*What the task requires*
Everything in the data must be repeated exactly, apart from the pictures, which are left out.

*Provided entries*
──────
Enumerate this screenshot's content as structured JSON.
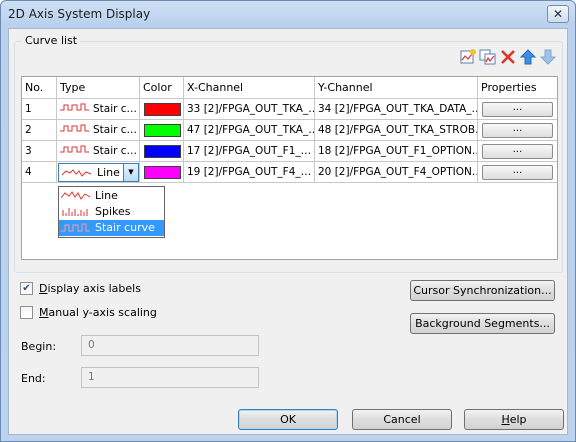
{
  "window": {
    "title": "2D Axis System Display",
    "close_glyph": "✕"
  },
  "curve_list": {
    "group_label": "Curve list",
    "toolbar": [
      {
        "name": "new-curve-icon",
        "tooltip": ""
      },
      {
        "name": "copy-curve-icon",
        "tooltip": ""
      },
      {
        "name": "delete-curve-icon",
        "color": "#d83a2a"
      },
      {
        "name": "move-up-icon",
        "color": "#3d8ee6"
      },
      {
        "name": "move-down-icon",
        "color": "#9fc2e6"
      }
    ],
    "columns": [
      "No.",
      "Type",
      "Color",
      "X-Channel",
      "Y-Channel",
      "Properties"
    ],
    "rows": [
      {
        "no": "1",
        "type": "Stair c…",
        "type_icon": "stair-curve-icon",
        "color": "#ff0000",
        "x": "33  [2]/FPGA_OUT_TKA_…",
        "y": "34  [2]/FPGA_OUT_TKA_DATA_…",
        "props": "..."
      },
      {
        "no": "2",
        "type": "Stair c…",
        "type_icon": "stair-curve-icon",
        "color": "#00ff00",
        "x": "47  [2]/FPGA_OUT_TKA_…",
        "y": "48  [2]/FPGA_OUT_TKA_STROB…",
        "props": "..."
      },
      {
        "no": "3",
        "type": "Stair c…",
        "type_icon": "stair-curve-icon",
        "color": "#0000ff",
        "x": "17  [2]/FPGA_OUT_F1_…",
        "y": "18  [2]/FPGA_OUT_F1_OPTION…",
        "props": "..."
      },
      {
        "no": "4",
        "type": "Line",
        "type_icon": "line-curve-icon",
        "color": "#ff00ff",
        "x": "19  [2]/FPGA_OUT_F4_…",
        "y": "20  [2]/FPGA_OUT_F4_OPTION…",
        "props": "..."
      }
    ],
    "type_dropdown": {
      "arrow_glyph": "▼",
      "options": [
        {
          "label": "Line",
          "icon": "line-curve-icon",
          "selected": false
        },
        {
          "label": "Spikes",
          "icon": "spikes-curve-icon",
          "selected": false
        },
        {
          "label": "Stair curve",
          "icon": "stair-curve-icon",
          "selected": true
        }
      ]
    }
  },
  "options": {
    "display_axis_labels": {
      "label_prefix": "D",
      "label_rest": "isplay axis labels",
      "checked": true,
      "check_glyph": "✔"
    },
    "manual_scaling": {
      "label_prefix": "M",
      "label_rest": "anual  y-axis scaling",
      "checked": false
    },
    "begin": {
      "label": "Begin:",
      "value": "0"
    },
    "end": {
      "label": "End:",
      "value": "1"
    }
  },
  "buttons": {
    "cursor_sync": "Cursor Synchronization...",
    "background_segments": "Background Segments...",
    "ok": "OK",
    "cancel": "Cancel",
    "help_prefix": "H",
    "help_rest": "elp"
  }
}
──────
*Exercise result*
Enumerate this screenshot's content as structured JSON.
{
  "window": {
    "title": "2D Axis System Display",
    "close_glyph": "✕"
  },
  "curve_list": {
    "group_label": "Curve list",
    "toolbar": [
      {
        "name": "new-curve-icon",
        "tooltip": ""
      },
      {
        "name": "copy-curve-icon",
        "tooltip": ""
      },
      {
        "name": "delete-curve-icon",
        "color": "#d83a2a"
      },
      {
        "name": "move-up-icon",
        "color": "#3d8ee6"
      },
      {
        "name": "move-down-icon",
        "color": "#9fc2e6"
      }
    ],
    "columns": [
      "No.",
      "Type",
      "Color",
      "X-Channel",
      "Y-Channel",
      "Properties"
    ],
    "rows": [
      {
        "no": "1",
        "type": "Stair c…",
        "type_icon": "stair-curve-icon",
        "color": "#ff0000",
        "x": "33  [2]/FPGA_OUT_TKA_…",
        "y": "34  [2]/FPGA_OUT_TKA_DATA_…",
        "props": "..."
      },
      {
        "no": "2",
        "type": "Stair c…",
        "type_icon": "stair-curve-icon",
        "color": "#00ff00",
        "x": "47  [2]/FPGA_OUT_TKA_…",
        "y": "48  [2]/FPGA_OUT_TKA_STROB…",
        "props": "..."
      },
      {
        "no": "3",
        "type": "Stair c…",
        "type_icon": "stair-curve-icon",
        "color": "#0000ff",
        "x": "17  [2]/FPGA_OUT_F1_…",
        "y": "18  [2]/FPGA_OUT_F1_OPTION…",
        "props": "..."
      },
      {
        "no": "4",
        "type": "Line",
        "type_icon": "line-curve-icon",
        "color": "#ff00ff",
        "x": "19  [2]/FPGA_OUT_F4_…",
        "y": "20  [2]/FPGA_OUT_F4_OPTION…",
        "props": "..."
      }
    ],
    "type_dropdown": {
      "arrow_glyph": "▼",
      "options": [
        {
          "label": "Line",
          "icon": "line-curve-icon",
          "selected": false
        },
        {
          "label": "Spikes",
          "icon": "spikes-curve-icon",
          "selected": false
        },
        {
          "label": "Stair curve",
          "icon": "stair-curve-icon",
          "selected": true
        }
      ]
    }
  },
  "options": {
    "display_axis_labels": {
      "label_prefix": "D",
      "label_rest": "isplay axis labels",
      "checked": true,
      "check_glyph": "✔"
    },
    "manual_scaling": {
      "label_prefix": "M",
      "label_rest": "anual  y-axis scaling",
      "checked": false
    },
    "begin": {
      "label": "Begin:",
      "value": "0"
    },
    "end": {
      "label": "End:",
      "value": "1"
    }
  },
  "buttons": {
    "cursor_sync": "Cursor Synchronization...",
    "background_segments": "Background Segments...",
    "ok": "OK",
    "cancel": "Cancel",
    "help_prefix": "H",
    "help_rest": "elp"
  }
}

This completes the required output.